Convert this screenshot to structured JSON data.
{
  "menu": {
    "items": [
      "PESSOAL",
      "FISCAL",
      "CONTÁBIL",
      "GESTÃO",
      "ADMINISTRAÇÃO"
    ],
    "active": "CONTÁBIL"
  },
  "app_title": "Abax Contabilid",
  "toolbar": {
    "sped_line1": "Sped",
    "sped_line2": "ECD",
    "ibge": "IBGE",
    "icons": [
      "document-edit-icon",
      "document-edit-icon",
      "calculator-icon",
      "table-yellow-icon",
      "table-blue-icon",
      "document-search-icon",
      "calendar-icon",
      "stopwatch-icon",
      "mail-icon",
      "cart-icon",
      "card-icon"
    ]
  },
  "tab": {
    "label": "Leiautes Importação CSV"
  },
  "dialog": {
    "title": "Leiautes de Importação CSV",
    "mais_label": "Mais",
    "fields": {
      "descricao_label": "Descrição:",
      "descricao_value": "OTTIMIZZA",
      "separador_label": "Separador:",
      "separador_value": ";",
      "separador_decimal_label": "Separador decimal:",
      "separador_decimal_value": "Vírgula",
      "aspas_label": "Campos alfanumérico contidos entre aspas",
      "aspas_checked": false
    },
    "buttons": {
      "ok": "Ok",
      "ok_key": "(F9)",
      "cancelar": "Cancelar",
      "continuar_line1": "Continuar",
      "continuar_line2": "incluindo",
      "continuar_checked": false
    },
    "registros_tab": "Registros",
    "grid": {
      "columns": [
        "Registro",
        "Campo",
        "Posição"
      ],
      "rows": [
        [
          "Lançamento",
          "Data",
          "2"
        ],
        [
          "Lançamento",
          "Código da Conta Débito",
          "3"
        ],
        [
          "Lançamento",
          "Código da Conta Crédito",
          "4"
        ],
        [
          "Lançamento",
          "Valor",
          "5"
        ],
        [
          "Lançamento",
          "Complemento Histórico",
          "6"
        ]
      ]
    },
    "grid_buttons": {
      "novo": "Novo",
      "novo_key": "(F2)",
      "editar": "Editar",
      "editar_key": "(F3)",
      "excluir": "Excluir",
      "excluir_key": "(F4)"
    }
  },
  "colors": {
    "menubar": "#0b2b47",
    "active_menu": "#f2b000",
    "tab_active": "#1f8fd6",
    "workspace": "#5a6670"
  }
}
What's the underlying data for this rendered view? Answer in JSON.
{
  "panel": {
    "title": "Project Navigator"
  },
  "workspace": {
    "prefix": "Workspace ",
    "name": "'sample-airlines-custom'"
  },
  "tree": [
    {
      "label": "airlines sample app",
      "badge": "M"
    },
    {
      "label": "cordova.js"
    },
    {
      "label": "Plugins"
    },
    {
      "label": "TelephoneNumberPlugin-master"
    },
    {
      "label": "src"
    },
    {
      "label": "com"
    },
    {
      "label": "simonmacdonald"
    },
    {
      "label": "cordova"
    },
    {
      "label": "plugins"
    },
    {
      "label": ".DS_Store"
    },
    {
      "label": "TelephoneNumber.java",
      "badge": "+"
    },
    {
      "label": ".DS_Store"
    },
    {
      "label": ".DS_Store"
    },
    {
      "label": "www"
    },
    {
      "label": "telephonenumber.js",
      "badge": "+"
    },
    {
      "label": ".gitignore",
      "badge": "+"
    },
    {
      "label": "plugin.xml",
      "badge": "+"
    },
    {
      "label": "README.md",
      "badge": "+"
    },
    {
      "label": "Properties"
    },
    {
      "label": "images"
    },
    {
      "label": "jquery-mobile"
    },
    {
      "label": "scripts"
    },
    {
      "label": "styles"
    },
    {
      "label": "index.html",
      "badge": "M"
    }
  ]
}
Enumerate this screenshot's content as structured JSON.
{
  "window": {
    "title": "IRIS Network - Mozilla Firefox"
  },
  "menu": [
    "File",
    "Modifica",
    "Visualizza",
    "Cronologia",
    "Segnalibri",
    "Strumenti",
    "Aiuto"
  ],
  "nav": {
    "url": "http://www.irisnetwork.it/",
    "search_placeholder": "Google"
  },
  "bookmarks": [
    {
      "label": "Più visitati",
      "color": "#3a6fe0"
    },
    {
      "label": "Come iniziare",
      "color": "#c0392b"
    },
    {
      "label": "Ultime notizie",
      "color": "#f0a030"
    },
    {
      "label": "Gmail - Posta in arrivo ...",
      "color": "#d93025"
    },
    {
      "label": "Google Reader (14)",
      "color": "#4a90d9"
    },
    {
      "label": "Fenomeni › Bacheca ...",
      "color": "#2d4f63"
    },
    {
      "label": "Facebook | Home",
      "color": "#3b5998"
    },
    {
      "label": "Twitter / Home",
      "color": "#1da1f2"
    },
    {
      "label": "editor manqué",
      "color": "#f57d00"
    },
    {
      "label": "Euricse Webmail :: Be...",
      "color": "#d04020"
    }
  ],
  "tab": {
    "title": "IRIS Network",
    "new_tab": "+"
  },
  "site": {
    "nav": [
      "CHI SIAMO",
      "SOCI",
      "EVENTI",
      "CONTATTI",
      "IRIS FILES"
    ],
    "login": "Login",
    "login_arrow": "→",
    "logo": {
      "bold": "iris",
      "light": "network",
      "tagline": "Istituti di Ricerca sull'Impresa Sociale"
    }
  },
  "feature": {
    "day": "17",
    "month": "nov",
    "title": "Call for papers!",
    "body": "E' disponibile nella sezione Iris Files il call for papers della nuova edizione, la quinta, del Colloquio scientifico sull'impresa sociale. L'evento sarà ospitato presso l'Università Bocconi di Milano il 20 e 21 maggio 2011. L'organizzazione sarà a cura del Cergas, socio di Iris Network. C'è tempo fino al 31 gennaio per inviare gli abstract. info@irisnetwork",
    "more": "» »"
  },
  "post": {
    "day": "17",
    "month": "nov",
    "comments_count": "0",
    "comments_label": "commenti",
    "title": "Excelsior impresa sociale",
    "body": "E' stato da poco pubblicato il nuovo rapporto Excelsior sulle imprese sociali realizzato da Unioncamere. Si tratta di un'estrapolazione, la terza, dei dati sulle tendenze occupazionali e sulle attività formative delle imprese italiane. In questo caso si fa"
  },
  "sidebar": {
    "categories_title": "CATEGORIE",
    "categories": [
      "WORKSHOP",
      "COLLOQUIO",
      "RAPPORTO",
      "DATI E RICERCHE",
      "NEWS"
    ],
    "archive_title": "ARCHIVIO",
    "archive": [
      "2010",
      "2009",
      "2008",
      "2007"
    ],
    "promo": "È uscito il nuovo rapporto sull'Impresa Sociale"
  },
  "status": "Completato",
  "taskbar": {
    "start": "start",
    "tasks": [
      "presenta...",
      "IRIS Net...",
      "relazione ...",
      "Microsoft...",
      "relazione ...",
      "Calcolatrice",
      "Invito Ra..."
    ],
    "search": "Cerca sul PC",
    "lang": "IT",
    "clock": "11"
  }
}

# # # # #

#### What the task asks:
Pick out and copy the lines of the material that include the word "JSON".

#### Exercise output:
Convert this screenshot to structured JSON data.
What's the underlying data for this rendered view? Answer in JSON.
Enumerate this screenshot's content as structured JSON.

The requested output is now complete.